March 24, 2008
Guards, former employees of now-bankrupt USProtect, staying at San Diego's federal facilities

Even though their paychecks bounced and the company that employed them is in bankruptcy, private security guards continue to work at federal facilities around San Diego.

"We kept all these buildings open," said Robert Nowosielski, president of the union chapter representing 112 guards in San Diego.

The guards had worked for USProtect Inc. Nowosielski said he hopes the company that picked up the contract, Paragon Systems Inc., will help workers with back pay.

"I have a $1,600 check that's worthless," he said.

The bankruptcy proceedings follow a company executive's admission that he bribed a federal official to obtain the security-guard contract.

Nowosielski's union, Local 52 of the United Government Security Officers of America, has tussled with USProtect in the past: once over the cancellation of a contract at buildings at border crossings, and another time over back pay.

But when paychecks started bouncing, Nowosielski said he knew "there's something dirty here somewhere."

USProtect collected more than $180 million in federal contracts since 2000 by providing guards at federal courthouses, Social Security offices and the Walter Reed Army Institute of Research.

Its guards worked at the federal building in downtown San Diego, but not at the adjacent federal courthouse.

Federal prosecutors say USProtect shouldn't have received the $50 million San Diego contract in the first place because it was outbid by another company by more than $10 million.

USProtect's founder, Michael Holiday, 50, of Silver Spring, Md., said in a plea agreement that he gave thousands of dollars in cash to a federal official and paid for a Caribbean cruise in exchange for the contract guarding federal buildings in San Diego and nearby counties.

Holiday told federal agents of the fraud after he was caught sending child pornography to an undercover officer in an Internet sting.

He now faces 20 years in prison, as does Dessie Nelson, 65, of Oakland, the San Francisco-based official of the General Services Administration who admitted bypassing cheaper bids in order to give USProtect the contract.

A message on the main number for USProtect's Maryland headquarters said the company ceased operations Monday.

The company entered bankruptcy proceedings Sunday after federal prosecutors in Baltimore moved to seize $6.9 million, two Florida homes and a boat from executives who pleaded guilty to bribery and other charges.

Wachovia Bank, which said it was owed $15.2 million by the company, filed the bankruptcy petition after recalling loans and refusing to honor payroll checks for lack of funds.

In a court filing Monday, Wachovia said that Lisa Hudec, USProtect's owner, took out more than $4.8 million in loans and paid herself more than $5 million in salary in the first nine months of 2007, compared with $384,615 in the same period in 2006.

Efforts to reach Hudec were unsuccessful.

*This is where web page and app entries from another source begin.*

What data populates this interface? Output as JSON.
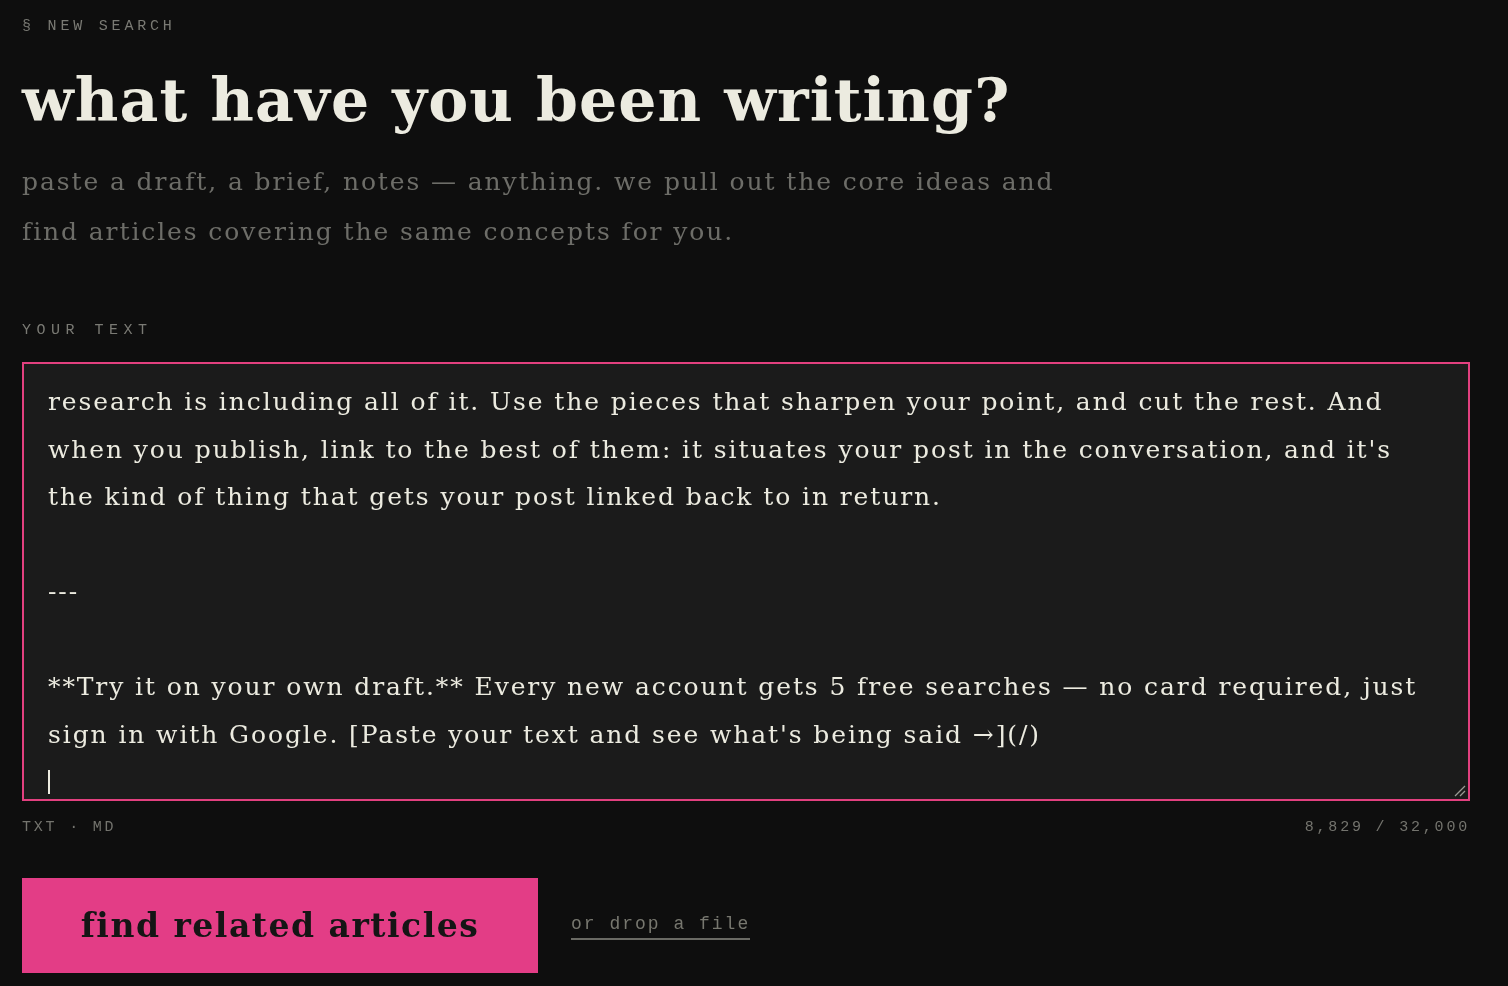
{
  "section_label": "§ NEW SEARCH",
  "title": "what have you been writing?",
  "subtitle": "paste a draft, a brief, notes — anything. we pull out the core ideas and find articles covering the same concepts for you.",
  "text_field": {
    "label": "YOUR TEXT",
    "value": "research is including all of it. Use the pieces that sharpen your point, and cut the rest. And when you publish, link to the best of them: it situates your post in the conversation, and it's the kind of thing that gets your post linked back to in return.\n\n---\n\n**Try it on your own draft.** Every new account gets 5 free searches — no card required, just sign in with Google. [Paste your text and see what's being said →](/)\n",
    "focused": true
  },
  "formats": "TXT · MD",
  "char_count": "8,829 / 32,000",
  "submit_button": "find related articles",
  "drop_link": "or drop a file"
}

In its filing, Wachovia said she was sick at home.

Her husband, USProtect's former chief operational officer, Richard Hudec, pleaded guilty in November to tax evasion and lying to the federal government when he failed to disclose prior convictions. He faces five years in prison at a sentencing scheduled for March 31.